Task requirements: Nothing in the records should change; write them all out again.

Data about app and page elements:
☆ ☆ ☆ ☆ ☆
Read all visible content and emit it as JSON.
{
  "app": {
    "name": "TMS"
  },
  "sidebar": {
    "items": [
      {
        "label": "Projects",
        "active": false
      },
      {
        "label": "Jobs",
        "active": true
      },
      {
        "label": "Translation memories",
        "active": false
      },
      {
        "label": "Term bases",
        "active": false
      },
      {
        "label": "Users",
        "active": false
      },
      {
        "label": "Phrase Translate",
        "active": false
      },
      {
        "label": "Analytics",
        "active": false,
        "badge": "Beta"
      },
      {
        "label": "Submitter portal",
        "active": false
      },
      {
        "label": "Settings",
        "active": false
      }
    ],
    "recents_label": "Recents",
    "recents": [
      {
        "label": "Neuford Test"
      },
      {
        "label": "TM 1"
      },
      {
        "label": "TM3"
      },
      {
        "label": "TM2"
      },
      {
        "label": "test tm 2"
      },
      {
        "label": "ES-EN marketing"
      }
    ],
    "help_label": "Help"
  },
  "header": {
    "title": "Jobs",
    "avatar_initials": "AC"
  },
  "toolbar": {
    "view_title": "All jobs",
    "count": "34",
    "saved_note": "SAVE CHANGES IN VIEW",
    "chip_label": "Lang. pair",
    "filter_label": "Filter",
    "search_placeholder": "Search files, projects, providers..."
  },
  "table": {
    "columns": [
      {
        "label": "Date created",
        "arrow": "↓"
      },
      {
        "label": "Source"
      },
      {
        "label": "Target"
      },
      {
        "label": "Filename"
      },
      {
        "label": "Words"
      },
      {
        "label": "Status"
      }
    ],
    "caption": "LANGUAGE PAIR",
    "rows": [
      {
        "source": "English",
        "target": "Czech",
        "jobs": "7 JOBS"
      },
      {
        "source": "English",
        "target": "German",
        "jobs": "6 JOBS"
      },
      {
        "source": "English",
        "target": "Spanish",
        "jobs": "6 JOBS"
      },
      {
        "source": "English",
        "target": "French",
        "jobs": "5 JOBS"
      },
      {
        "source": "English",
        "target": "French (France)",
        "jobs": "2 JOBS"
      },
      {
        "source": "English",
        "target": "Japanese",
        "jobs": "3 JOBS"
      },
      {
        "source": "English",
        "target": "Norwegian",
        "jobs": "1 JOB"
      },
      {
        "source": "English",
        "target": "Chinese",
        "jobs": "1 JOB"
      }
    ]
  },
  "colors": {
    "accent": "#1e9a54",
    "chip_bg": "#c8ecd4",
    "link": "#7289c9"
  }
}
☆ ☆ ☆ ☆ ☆
Result below:
Read all visible content and emit it as JSON.
{
  "app": {
    "name": "TMS"
  },
  "sidebar": {
    "items": [
      {
        "label": "Projects",
        "active": false
      },
      {
        "label": "Jobs",
        "active": true
      },
      {
        "label": "Translation memories",
        "active": false
      },
      {
        "label": "Term bases",
        "active": false
      },
      {
        "label": "Users",
        "active": false
      },
      {
        "label": "Phrase Translate",
        "active": false
      },
      {
        "label": "Analytics",
        "active": false,
        "badge": "Beta"
      },
      {
        "label": "Submitter portal",
        "active": false
      },
      {
        "label": "Settings",
        "active": false
      }
    ],
    "recents_label": "Recents",
    "recents": [
      {
        "label": "Neuford Test"
      },
      {
        "label": "TM 1"
      },
      {
        "label": "TM3"
      },
      {
        "label": "TM2"
      },
      {
        "label": "test tm 2"
      },
      {
        "label": "ES-EN marketing"
      }
    ],
    "help_label": "Help"
  },
  "header": {
    "title": "Jobs",
    "avatar_initials": "AC"
  },
  "toolbar": {
    "view_title": "All jobs",
    "count": "34",
    "saved_note": "SAVE CHANGES IN VIEW",
    "chip_label": "Lang. pair",
    "filter_label": "Filter",
    "search_placeholder": "Search files, projects, providers..."
  },
  "table": {
    "columns": [
      {
        "label": "Date created",
        "arrow": "↓"
      },
      {
        "label": "Source"
      },
      {
        "label": "Target"
      },
      {
        "label": "Filename"
      },
      {
        "label": "Words"
      },
      {
        "label": "Status"
      }
    ],
    "caption": "LANGUAGE PAIR",
    "rows": [
      {
        "source": "English",
        "target": "Czech",
        "jobs": "7 JOBS"
      },
      {
        "source": "English",
        "target": "German",
        "jobs": "6 JOBS"
      },
      {
        "source": "English",
        "target": "Spanish",
        "jobs": "6 JOBS"
      },
      {
        "source": "English",
        "target": "French",
        "jobs": "5 JOBS"
      },
      {
        "source": "English",
        "target": "French (France)",
        "jobs": "2 JOBS"
      },
      {
        "source": "English",
        "target": "Japanese",
        "jobs": "3 JOBS"
      },
      {
        "source": "English",
        "target": "Norwegian",
        "jobs": "1 JOB"
      },
      {
        "source": "English",
        "target": "Chinese",
        "jobs": "1 JOB"
      }
    ]
  },
  "colors": {
    "accent": "#1e9a54",
    "chip_bg": "#c8ecd4",
    "link": "#7289c9"
  }
}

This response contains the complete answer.